I introduced Logan to Charlie Shackleton, a well-known distant cousin of Sir Ernest Shackleton, who, in 1914, famously led an ill-fated expedition to Antarctica on the ship Endeavor. Charlie is a high-end custom furniture maker in Woodstock, VT and his wife, Miranda, is equally famous for her hand-crafted pottery, often given as gifts to foreign dignitaries visiting the United Nations. Charlie recognized Logan’s talent and ability to bring a 3-D perspective to Charlie’s 2-D design drawings. Charlie’s production facility is in an old knitting mill on the Ottaquechee River in the nearby town of Bridgewater, VT. He offered to have Logan move his lab into the mill rent-free. Logan started producing 3-D models of tables and chairs for customers paying thousands of dollars for a Shackleton product. Then the world of CNC (Computer Numerical Control) opened and Logan worked on building his own machine versus paying close to $200,000 for a machine produced in China. A CNC machine can machine tool wood or metal shapes with incredible precision from computer drawings, significantly reducing manual labor costs and time while ensuring quality and precision. Fast forward, Logan now works for Charlie on a wide range of projects as well as other entrepreneurs in the area, helping with production, problem-solving, and creative designs.

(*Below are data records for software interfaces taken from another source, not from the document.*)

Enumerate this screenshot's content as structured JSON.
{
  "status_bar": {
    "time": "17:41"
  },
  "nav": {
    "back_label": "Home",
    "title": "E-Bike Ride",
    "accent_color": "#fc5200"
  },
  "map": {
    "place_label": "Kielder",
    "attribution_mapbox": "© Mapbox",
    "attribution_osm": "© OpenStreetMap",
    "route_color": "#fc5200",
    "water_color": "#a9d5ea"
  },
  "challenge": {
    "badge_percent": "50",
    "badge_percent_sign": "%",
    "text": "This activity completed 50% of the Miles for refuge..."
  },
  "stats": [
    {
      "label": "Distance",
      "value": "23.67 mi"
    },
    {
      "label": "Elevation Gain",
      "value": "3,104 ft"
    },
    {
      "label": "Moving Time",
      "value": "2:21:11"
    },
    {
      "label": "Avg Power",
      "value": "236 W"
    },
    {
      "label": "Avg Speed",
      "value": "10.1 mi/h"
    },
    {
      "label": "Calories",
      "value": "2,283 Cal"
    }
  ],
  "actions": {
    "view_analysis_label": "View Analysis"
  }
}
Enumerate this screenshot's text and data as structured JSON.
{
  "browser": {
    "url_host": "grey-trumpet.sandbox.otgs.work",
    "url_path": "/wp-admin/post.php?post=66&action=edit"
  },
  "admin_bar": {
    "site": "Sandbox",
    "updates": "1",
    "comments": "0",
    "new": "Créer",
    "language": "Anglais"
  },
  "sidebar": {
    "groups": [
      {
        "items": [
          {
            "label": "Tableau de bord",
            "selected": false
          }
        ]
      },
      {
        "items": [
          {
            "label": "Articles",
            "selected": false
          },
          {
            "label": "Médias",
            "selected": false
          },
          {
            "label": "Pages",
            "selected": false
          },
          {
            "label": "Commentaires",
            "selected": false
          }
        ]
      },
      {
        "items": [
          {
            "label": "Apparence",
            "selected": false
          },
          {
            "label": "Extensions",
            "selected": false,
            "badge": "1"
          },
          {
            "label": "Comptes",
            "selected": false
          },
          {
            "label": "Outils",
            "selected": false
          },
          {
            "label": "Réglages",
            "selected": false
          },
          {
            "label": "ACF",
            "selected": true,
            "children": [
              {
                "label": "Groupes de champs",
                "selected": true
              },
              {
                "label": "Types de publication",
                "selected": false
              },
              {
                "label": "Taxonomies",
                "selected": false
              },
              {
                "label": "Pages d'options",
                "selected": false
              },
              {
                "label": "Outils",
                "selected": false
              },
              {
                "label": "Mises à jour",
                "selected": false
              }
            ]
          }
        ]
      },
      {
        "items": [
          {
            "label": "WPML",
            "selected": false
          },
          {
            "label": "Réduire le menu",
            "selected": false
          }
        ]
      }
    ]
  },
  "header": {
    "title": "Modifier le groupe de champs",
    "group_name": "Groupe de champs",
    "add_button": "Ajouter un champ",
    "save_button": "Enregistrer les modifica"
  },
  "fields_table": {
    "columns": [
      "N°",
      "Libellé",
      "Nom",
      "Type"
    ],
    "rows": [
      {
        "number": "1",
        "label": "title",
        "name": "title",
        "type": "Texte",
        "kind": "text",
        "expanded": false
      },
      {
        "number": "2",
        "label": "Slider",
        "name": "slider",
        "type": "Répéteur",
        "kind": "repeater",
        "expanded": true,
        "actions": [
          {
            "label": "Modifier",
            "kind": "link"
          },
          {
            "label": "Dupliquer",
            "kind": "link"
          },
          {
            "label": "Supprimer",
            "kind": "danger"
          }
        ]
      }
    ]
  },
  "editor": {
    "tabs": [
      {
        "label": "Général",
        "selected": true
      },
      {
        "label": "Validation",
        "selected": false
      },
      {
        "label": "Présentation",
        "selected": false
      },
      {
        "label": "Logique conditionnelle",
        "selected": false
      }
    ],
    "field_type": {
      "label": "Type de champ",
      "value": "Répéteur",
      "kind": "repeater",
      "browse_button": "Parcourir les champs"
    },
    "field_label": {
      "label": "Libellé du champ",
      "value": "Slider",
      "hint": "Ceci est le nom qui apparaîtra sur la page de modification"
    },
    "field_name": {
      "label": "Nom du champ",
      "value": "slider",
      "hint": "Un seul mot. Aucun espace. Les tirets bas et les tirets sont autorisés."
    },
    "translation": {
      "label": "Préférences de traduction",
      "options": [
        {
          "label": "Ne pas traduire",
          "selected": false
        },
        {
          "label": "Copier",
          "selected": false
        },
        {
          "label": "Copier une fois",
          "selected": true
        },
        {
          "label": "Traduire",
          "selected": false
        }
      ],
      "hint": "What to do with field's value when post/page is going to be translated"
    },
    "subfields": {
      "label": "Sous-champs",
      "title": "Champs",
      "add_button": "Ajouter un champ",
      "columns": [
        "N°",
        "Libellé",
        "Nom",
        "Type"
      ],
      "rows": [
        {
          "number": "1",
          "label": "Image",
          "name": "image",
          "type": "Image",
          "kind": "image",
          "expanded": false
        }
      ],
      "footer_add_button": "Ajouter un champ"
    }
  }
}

As a side venture, Logan has built a separate business restoring motorcycles. He buys used bikes dirt cheap, gets them running, adds some paint and then sells them at a considerable profit. His shop is in the lower level of my barn, where he currently has six bikes being rebuilt. He also fixes everyone’s ATVs in town and has gained a reputation as the go-to guy for problem-solving. He is currently negotiating to buy an old firehouse in Bridgewater for his shop.

Barbara and I have been Logan’s business educators, spending many hours over dinner discussing his forming an LLC, P&L statements, the importance of cash flow, calculating his break-even point, raising capital, bank loans, tax returns, and hiring an account.

I use this detailed example because there are a lot of “Logans” in the world who don’t fit the standard mold but are talented and need to follow an alternative path. I don’t believe everyone should go to college. In some ways, the educational system needs to catch up with the global business and cultural environment and what’s going on in the world. The environment is moving too fast and obsoleting various aspects of what is being taught. In many ways, companies will need to educate employees on new technologies and management techniques. For example, I have seen the incredible impact of Artificial Intelligence across the board.

The world of entrepreneurs is likely to explode. This will be fueled by Gen Z’s who do not want to follow the corporate path and Millennials who are unhappy with their careers and want to jump off the train.